Delray Beach will consider amending budget approved last year
Delray Beach City Hall
Posted at 12:57 PM, Jul 21, 2020
and last updated 2020-07-21 18:18:12-04

DELRAY BEACH, Fla. — The city's budget and a potential shortfall will be the main focus when Delray Beach commissioners meet Tuesday afternoon.

Due to financial problems caused by the coronavirus pandemic, the agenda says the mayor and commissioners will discuss amending the budget approved last year to help resolve the issue.

Commissioner Ryan Boylston said the city has been watching the financial impact of the coronavirus and preparing for any losses.

"The team has done a good job at trying to predict any additional losses when it comes to our revenue," Boylston said.

Delray Beach is anticipating a shortfall of about $2.25 million, so they are seeking funds allocated in the 2019/20 budget.

The city said the budget shortfall was as high at $6.3 million, but with help from departments rebalancing budgets and more than $1 million from 2019, the total is currently $2.25 million.

Officials say it is still a challenge to accurately estimate the impact of city finances, and that figure could still change.

Delray Beach said the city's finance staff will continue to monitor the situation and adjust to the situation as need be.

 Delray Beach budget shortfall
The budget shortfall in Delray Beach was as high as $6.3 million, but city staff say through rebalancing budgets and 2019 funds, the total is now $2.25 million.

Will the millage rate increase next year?

A new millage rate for 2021 will also be discussed by commissioners at Tuesday's meeting. The rate has been lowered the past five years.

The current rate is 6.611 while the debt service millage for the general obligation debt is 0.2034, equaling 6.8645.

City staff is recommending the city lower the 6.611 rate to 6.5611, keep it the same, or raise to 6.7611 with a debt millage of 0.1886.

Annette Annechild has lived in Delray Beach for almost 20 years. She said she is prepared to have taxes raised to compensate for the shortfall.

"As these ripples come out, we are going to find that people start to recognize the huge impact, city-wide statewide and countrywide," said Annechild.

She hopes the city tries to avoid asking residents to pay more.

"It is a hard time to ask anybody for anything because everybody is feeling it one way or another," said Annechild.
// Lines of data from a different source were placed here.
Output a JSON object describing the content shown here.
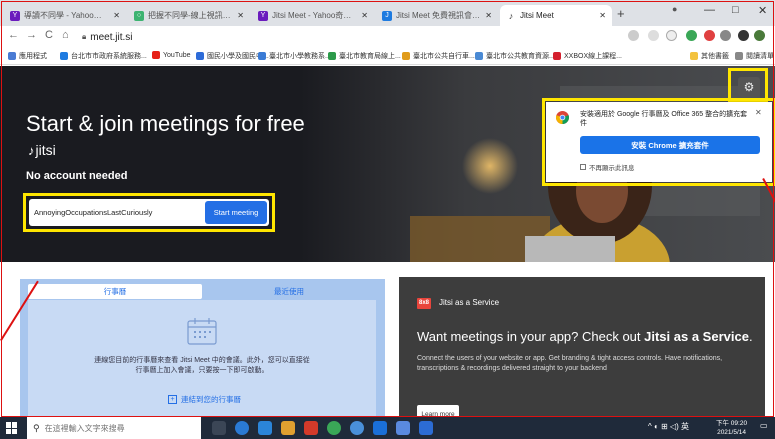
{
  "browser": {
    "tabs": [
      {
        "label": "導讀不同學 - Yahoo奇摩 搜尋結果",
        "fav_color": "#6a1bbd",
        "fav_letter": "Y"
      },
      {
        "label": "把握不同學-線上視訊研討站",
        "fav_color": "#3cb371",
        "fav_letter": "○"
      },
      {
        "label": "Jitsi Meet - Yahoo奇摩 搜尋結果",
        "fav_color": "#6a1bbd",
        "fav_letter": "Y"
      },
      {
        "label": "Jitsi Meet 免費視訊會議軟體 - 免費開",
        "fav_color": "#1e7be0",
        "fav_letter": "J"
      },
      {
        "label": "Jitsi Meet",
        "fav_color": "#ffffff",
        "fav_letter": "♪"
      }
    ],
    "new_tab": "+",
    "window_controls": {
      "account": "●",
      "minimize": "—",
      "maximize": "□",
      "close": "✕"
    },
    "nav": {
      "back": "←",
      "forward": "→",
      "reload": "C",
      "home": "⌂"
    },
    "url": "meet.jit.si",
    "bookmarks": [
      {
        "label": "應用程式",
        "color": "#4a7bd4"
      },
      {
        "label": "台北市市政府系統服務...",
        "color": "#1e7be0"
      },
      {
        "label": "YouTube",
        "color": "#e62117"
      },
      {
        "label": "國民小學及國民中...",
        "color": "#2d6bd8"
      },
      {
        "label": "臺北市小學教務系...",
        "color": "#3a7bd5"
      },
      {
        "label": "臺北市教育局線上...",
        "color": "#2c9a4a"
      },
      {
        "label": "臺北市公共自行車...",
        "color": "#e09b1a"
      },
      {
        "label": "臺北市公共教育資源...",
        "color": "#4a8ad4"
      },
      {
        "label": "XXBOX線上課程...",
        "color": "#d4202e"
      },
      {
        "label": "其他書籤",
        "color": "#f3c23d"
      },
      {
        "label": "閱讀清單",
        "color": "#888888"
      }
    ]
  },
  "hero": {
    "logo": "jitsi",
    "logo_glyph": "♪",
    "headline": "Start & join meetings for free",
    "subhead": "No account needed",
    "room_name": "AnnoyingOccupationsLastCuriously",
    "start_button": "Start meeting",
    "settings_icon": "⚙"
  },
  "chrome_popup": {
    "text": "安裝適用於 Google 行事曆及 Office 365 整合的擴充套件",
    "install_button": "安裝 Chrome 擴充套件",
    "dont_show": "不再顯示此訊息",
    "close": "✕"
  },
  "calendar": {
    "tab_calendar": "行事曆",
    "tab_recent": "最近使用",
    "text": "連線您目前的行事曆來查看 Jitsi Meet 中的會議。此外，您可以直接從行事曆上加入會議，只要按一下即可啟動。",
    "connect_button": "連結到您的行事曆"
  },
  "jaas": {
    "logo": "8x8",
    "title": "Jitsi as a Service",
    "headline_prefix": "Want meetings in your app? Check out ",
    "headline_strong": "Jitsi as a Service",
    "headline_suffix": ".",
    "desc": "Connect the users of your website or app. Get branding & tight access controls. Have notifications, transcriptions & recordings delivered straight to your backend",
    "learn_more": "Learn more"
  },
  "taskbar": {
    "search_placeholder": "在這裡輸入文字來搜尋",
    "tray": "^ ◐ ⊞ ◁) 英",
    "time": "下午 09:20",
    "date": "2021/5/14"
  }
}
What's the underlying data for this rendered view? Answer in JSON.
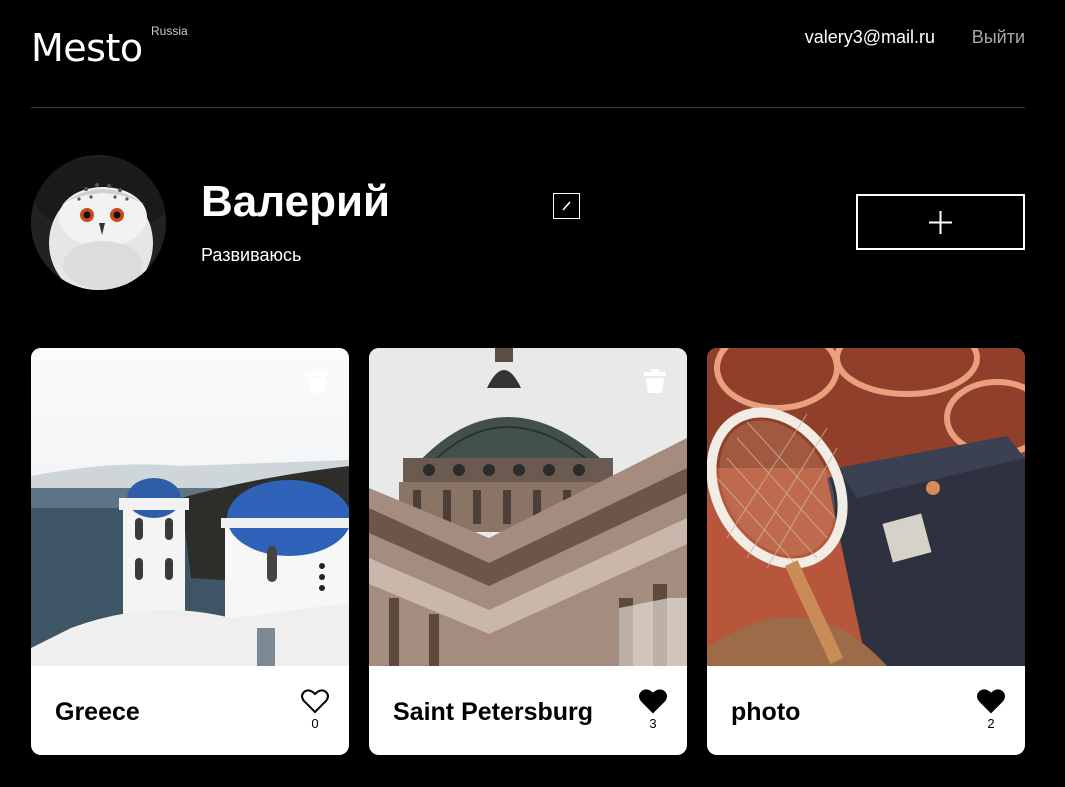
{
  "header": {
    "logo_text": "Mesto",
    "logo_sup": "Russia",
    "email": "valery3@mail.ru",
    "logout_label": "Выйти"
  },
  "profile": {
    "name": "Валерий",
    "about": "Развиваюсь"
  },
  "cards": [
    {
      "title": "Greece",
      "likes": "0",
      "liked": false,
      "trash": true,
      "image": "greece-photo"
    },
    {
      "title": "Saint Petersburg",
      "likes": "3",
      "liked": true,
      "trash": true,
      "image": "saint-petersburg-photo"
    },
    {
      "title": "photo",
      "likes": "2",
      "liked": true,
      "trash": false,
      "image": "tennis-rackets-photo"
    }
  ],
  "icons": {
    "edit": "pencil-icon",
    "add": "plus-icon",
    "like": "heart-icon",
    "delete": "trash-icon"
  },
  "colors": {
    "background": "#000000",
    "card": "#ffffff",
    "logout": "#a9a9a9"
  }
}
If the commission decides to raise the millage rate, that would impact a $300,000 home by about $25 a year.

"I think this is a good year to keep it flat, which is what staff is recommending," Boylston said.
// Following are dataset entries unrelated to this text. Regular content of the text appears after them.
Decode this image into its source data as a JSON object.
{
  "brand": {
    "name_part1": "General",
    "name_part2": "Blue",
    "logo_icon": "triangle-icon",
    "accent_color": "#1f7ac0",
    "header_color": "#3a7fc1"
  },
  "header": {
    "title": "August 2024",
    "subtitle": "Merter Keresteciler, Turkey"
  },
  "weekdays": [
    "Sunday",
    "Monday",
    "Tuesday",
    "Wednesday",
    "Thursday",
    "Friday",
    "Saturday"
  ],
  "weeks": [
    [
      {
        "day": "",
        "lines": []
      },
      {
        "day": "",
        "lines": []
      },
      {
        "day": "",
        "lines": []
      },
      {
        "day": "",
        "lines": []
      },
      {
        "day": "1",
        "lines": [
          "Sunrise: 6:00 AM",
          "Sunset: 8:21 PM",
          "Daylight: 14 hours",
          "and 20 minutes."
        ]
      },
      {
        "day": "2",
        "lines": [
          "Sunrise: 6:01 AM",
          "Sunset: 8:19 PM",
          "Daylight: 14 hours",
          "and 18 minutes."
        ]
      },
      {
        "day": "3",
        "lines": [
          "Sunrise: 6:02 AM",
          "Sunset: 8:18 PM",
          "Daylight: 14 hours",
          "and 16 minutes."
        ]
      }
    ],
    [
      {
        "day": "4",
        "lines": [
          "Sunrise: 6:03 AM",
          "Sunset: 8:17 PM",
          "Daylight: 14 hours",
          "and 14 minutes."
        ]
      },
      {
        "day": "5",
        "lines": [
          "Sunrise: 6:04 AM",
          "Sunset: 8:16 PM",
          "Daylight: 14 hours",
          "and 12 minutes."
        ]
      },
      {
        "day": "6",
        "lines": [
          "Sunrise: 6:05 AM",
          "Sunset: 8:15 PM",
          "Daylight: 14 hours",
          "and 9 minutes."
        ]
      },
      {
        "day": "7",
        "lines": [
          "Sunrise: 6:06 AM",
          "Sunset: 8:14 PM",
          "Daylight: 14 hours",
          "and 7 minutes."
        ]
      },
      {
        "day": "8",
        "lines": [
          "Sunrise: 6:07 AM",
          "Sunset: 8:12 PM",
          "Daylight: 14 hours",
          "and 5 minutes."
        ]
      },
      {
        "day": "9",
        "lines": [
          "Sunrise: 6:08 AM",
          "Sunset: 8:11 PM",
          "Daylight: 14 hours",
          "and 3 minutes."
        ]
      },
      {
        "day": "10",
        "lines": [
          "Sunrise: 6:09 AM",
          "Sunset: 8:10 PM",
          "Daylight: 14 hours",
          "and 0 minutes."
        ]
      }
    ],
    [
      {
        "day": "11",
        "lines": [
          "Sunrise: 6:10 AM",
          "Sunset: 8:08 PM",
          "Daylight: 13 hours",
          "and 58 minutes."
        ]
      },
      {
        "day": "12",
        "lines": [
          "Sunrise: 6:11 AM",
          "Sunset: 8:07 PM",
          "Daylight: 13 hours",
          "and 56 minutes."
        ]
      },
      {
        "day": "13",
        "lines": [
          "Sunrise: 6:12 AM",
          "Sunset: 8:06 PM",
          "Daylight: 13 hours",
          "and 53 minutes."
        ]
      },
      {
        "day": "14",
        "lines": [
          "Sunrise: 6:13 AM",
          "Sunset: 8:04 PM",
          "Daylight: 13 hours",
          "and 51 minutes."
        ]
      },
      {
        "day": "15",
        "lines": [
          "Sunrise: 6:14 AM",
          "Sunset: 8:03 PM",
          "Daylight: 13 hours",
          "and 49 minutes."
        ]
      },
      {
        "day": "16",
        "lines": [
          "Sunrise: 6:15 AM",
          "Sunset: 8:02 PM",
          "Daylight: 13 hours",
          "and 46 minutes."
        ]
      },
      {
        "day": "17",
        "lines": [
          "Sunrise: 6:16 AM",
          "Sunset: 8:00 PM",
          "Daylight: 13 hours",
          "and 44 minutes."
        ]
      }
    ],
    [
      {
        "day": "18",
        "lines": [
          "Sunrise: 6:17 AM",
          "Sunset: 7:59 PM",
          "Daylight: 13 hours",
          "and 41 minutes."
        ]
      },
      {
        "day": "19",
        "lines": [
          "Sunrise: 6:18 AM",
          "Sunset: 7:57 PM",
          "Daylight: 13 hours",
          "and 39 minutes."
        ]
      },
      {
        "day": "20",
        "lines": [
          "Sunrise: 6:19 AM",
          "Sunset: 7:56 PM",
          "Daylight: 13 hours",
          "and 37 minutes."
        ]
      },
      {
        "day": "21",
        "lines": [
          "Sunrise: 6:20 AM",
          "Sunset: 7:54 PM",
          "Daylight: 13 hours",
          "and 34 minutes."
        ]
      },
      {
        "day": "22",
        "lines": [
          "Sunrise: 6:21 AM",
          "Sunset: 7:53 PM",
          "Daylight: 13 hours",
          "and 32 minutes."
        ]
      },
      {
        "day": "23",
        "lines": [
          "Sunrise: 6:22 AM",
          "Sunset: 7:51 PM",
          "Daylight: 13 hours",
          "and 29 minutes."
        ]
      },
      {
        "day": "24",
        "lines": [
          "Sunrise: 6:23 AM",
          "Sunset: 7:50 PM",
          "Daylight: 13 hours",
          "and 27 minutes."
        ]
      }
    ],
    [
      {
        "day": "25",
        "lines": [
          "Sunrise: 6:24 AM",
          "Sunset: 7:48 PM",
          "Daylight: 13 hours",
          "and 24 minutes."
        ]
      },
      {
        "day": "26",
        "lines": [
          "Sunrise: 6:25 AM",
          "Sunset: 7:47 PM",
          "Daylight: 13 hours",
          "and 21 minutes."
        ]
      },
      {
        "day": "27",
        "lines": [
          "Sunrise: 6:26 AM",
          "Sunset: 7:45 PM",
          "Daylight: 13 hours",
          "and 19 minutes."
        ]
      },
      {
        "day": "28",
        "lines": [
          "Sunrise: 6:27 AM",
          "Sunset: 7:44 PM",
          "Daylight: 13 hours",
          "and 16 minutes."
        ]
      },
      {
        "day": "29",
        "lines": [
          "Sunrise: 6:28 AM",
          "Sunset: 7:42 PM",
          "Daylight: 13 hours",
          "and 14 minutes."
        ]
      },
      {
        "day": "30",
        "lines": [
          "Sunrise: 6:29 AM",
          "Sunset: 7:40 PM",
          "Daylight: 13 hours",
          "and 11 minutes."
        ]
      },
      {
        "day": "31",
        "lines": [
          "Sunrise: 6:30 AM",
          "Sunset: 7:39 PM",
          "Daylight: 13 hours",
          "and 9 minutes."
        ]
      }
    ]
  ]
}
Boylston said the millage rate set by the commission will be the starting point for the budget discussion in September.

With budget shortfalls already an issue due to coronavirus, Boylston said the city will have hard decisions to make.
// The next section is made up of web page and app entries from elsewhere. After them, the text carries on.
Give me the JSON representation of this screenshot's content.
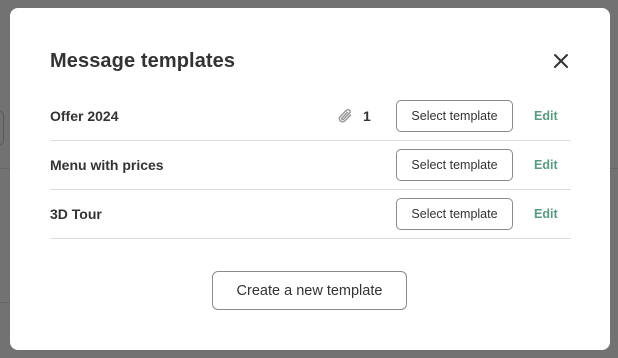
{
  "modal": {
    "title": "Message templates",
    "close_icon": "close-icon"
  },
  "templates": [
    {
      "name": "Offer 2024",
      "attachment_count": "1",
      "has_attachment": true,
      "select_label": "Select template",
      "edit_label": "Edit"
    },
    {
      "name": "Menu with prices",
      "has_attachment": false,
      "select_label": "Select template",
      "edit_label": "Edit"
    },
    {
      "name": "3D Tour",
      "has_attachment": false,
      "select_label": "Select template",
      "edit_label": "Edit"
    }
  ],
  "actions": {
    "create_label": "Create a new template"
  },
  "icons": {
    "attachment": "paperclip-icon"
  },
  "colors": {
    "overlay": "#727272",
    "modal_bg": "#ffffff",
    "text": "#333333",
    "edit_link": "#5a9a80",
    "divider": "#dcdcdc",
    "button_border": "#8a8a8a"
  }
}
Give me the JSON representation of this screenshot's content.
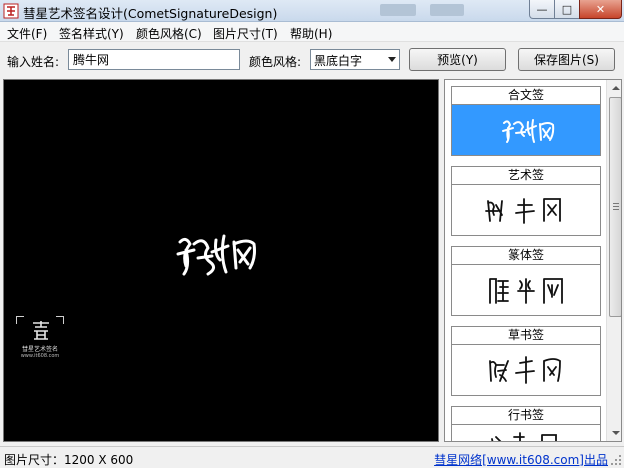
{
  "window": {
    "title": "彗星艺术签名设计(CometSignatureDesign)",
    "app_icon": "comet-seal-icon",
    "controls": {
      "minimize": "—",
      "maximize": "□",
      "close": "✕"
    }
  },
  "menu": [
    {
      "label": "文件(F)"
    },
    {
      "label": "签名样式(Y)"
    },
    {
      "label": "颜色风格(C)"
    },
    {
      "label": "图片尺寸(T)"
    },
    {
      "label": "帮助(H)"
    }
  ],
  "toolbar": {
    "name_label": "输入姓名:",
    "name_value": "腾牛网",
    "color_label": "颜色风格:",
    "color_value": "黑底白字",
    "preview_button": "预览(Y)",
    "save_button": "保存图片(S)"
  },
  "canvas": {
    "background": "#000000",
    "signature_text": "腾牛网",
    "watermark_text": "彗星艺术签名",
    "watermark_url": "www.it608.com"
  },
  "styles": [
    {
      "title": "合文签",
      "preview": "腾牛网",
      "selected": true
    },
    {
      "title": "艺术签",
      "preview": "腾 牛 网",
      "selected": false
    },
    {
      "title": "篆体签",
      "preview": "腾 牛 网",
      "selected": false
    },
    {
      "title": "草书签",
      "preview": "腾 牛 网",
      "selected": false
    },
    {
      "title": "行书签",
      "preview": "腾 牛 网",
      "selected": false
    }
  ],
  "status": {
    "size": "图片尺寸：1200 X 600",
    "credit": "彗星网络[www.it608.com]出品"
  },
  "colors": {
    "accent": "#3399ff",
    "link": "#0033cc"
  }
}
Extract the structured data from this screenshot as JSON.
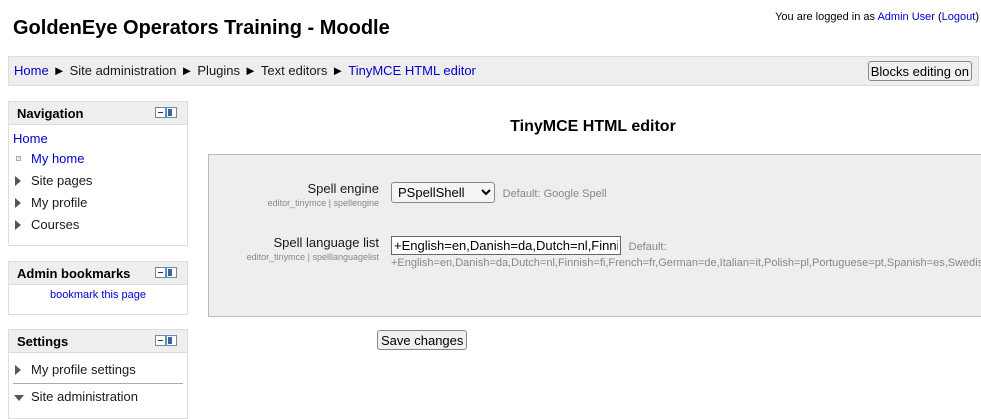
{
  "header": {
    "site_title": "GoldenEye Operators Training - Moodle",
    "login_prefix": "You are logged in as ",
    "user_name": "Admin User",
    "logout_open": " (",
    "logout_label": "Logout",
    "logout_close": ")"
  },
  "breadcrumb": {
    "separator": "►",
    "items": [
      "Home",
      "Site administration",
      "Plugins",
      "Text editors",
      "TinyMCE HTML editor"
    ]
  },
  "blocks_editing_button": "Blocks editing on",
  "navigation": {
    "title": "Navigation",
    "home": "Home",
    "items": [
      "My home",
      "Site pages",
      "My profile",
      "Courses"
    ]
  },
  "admin_bookmarks": {
    "title": "Admin bookmarks",
    "link": "bookmark this page"
  },
  "settings_block": {
    "title": "Settings",
    "items": [
      "My profile settings",
      "Site administration"
    ]
  },
  "page": {
    "heading": "TinyMCE HTML editor",
    "spell_engine": {
      "label": "Spell engine",
      "key": "editor_tinymce | spellengine",
      "selected": "PSpellShell",
      "default": "Default: Google Spell"
    },
    "spell_language": {
      "label": "Spell language list",
      "key": "editor_tinymce | spelllanguagelist",
      "value": "+English=en,Danish=da,Dutch=nl,Finnish=fi,French=fr,German=de,Italian=it,Polish=pl,Portuguese=pt,Spanish=es,Swedish=sv",
      "default_label": "Default:",
      "default_value": "+English=en,Danish=da,Dutch=nl,Finnish=fi,French=fr,German=de,Italian=it,Polish=pl,Portuguese=pt,Spanish=es,Swedish=sv"
    },
    "save_button": "Save changes"
  }
}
"When we start budgeting for 2021 and beyond, that is when we will start to feel the impact of both COVID and some of the other things happening with our economy," Boylston said.